Next week bears an awful foreboding for Barbadians from all walks of life and all sectors contributing to the national economy. There is further predictable gloom on the economic horizon; this fact is based upon two significant things. For starters, the global economy remains as volatile and uncertain as it has been since 2007; the UK, USA, and Europe as whole are fighting stubbornly to bring about some stability in the context that their economies are still courting a double-dip recession, unable to kick-start employment, and are battling a series of corruption and other forms infelicitous charges regarding the public purse.
The second factor speaks to the lack or insufficiency of innovative economic mechanisms by government to deal with the shocks and turbulence impacting on Barbados given its peculiarities of a very low manufacturing base, a weak export climate, a restricted services economy, a fixed exchange rate regime, and an ever increasing import bill that far surpasses the capacity of the country’s production and consumption. Together these things make the job of Minister of Finance a perplexing one especially considering his ‘greenness’ to the profession notwithstanding his enthusiasm and/or other attributes.

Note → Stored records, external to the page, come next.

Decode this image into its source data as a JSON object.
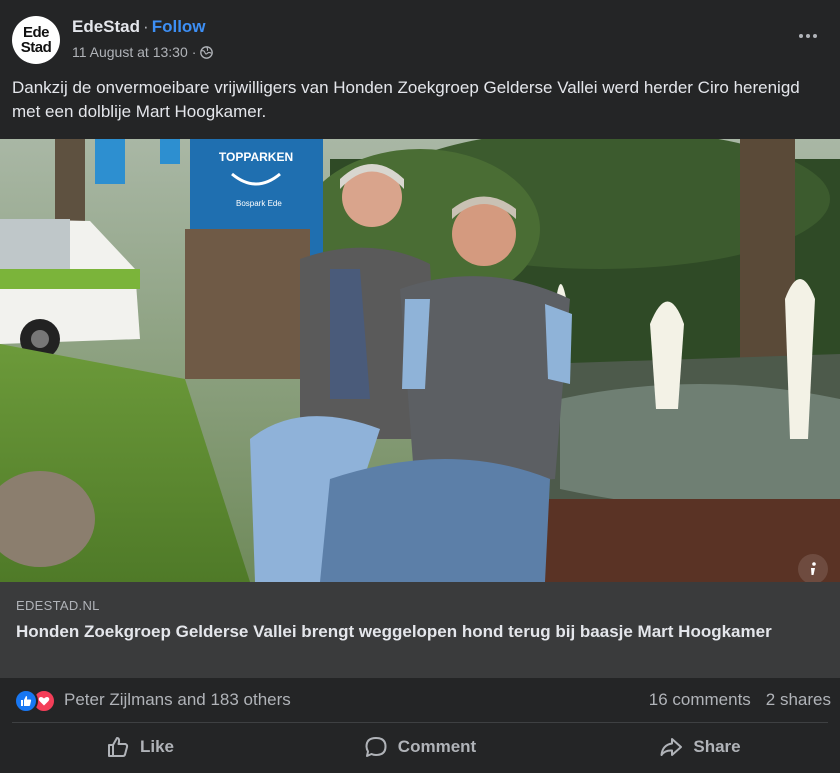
{
  "header": {
    "page_name": "EdeStad",
    "separator": "·",
    "follow_label": "Follow",
    "timestamp": "11 August at 13:30",
    "meta_separator": "·",
    "avatar_line1": "Ede",
    "avatar_line2": "Stad",
    "privacy_icon": "globe-icon",
    "more_icon": "more-options-icon"
  },
  "post": {
    "text": "Dankzij de onvermoeibare vrijwilligers van Honden Zoekgroep Gelderse Vallei werd herder Ciro herenigd met een dolblije Mart Hoogkamer."
  },
  "photo": {
    "sign_line1": "TOPPARKEN",
    "sign_line2": "Bospark Ede",
    "info_icon": "info-icon"
  },
  "link": {
    "domain": "EDESTAD.NL",
    "title": "Honden Zoekgroep Gelderse Vallei brengt weggelopen hond terug bij baasje Mart Hoogkamer"
  },
  "reactions": {
    "icons": [
      "like-reaction-icon",
      "love-reaction-icon"
    ],
    "names": "Peter Zijlmans and 183 others",
    "comments": "16 comments",
    "shares": "2 shares"
  },
  "actions": [
    {
      "label": "Like",
      "icon": "thumbs-up-icon"
    },
    {
      "label": "Comment",
      "icon": "comment-icon"
    },
    {
      "label": "Share",
      "icon": "share-icon"
    }
  ],
  "colors": {
    "background": "#242526",
    "link_box": "#3a3b3c",
    "accent": "#3d8ff5",
    "like": "#1877f2",
    "love": "#f33e58"
  }
}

From recent memory, perhaps the only Barbadian that I may say who would cherish and not envy the current Minister’s position is the Leader of the Opposition despite his acknowledgement of the tremendous task and acumen that is necessarily required for a return of Barbados to relative economic success. In my opinion, even with Mr. Arthur the difficulties would not disappear despite he may offer some confidence in the economy and inspire the local private sector based upon his track record. This is likely to be the case since in all fairness to potential leaders and economists, very few if any public statements made in the past year have suggested new economic paths for the country. Yet there is little dispute about the country’s economic accomplishments under his leadership.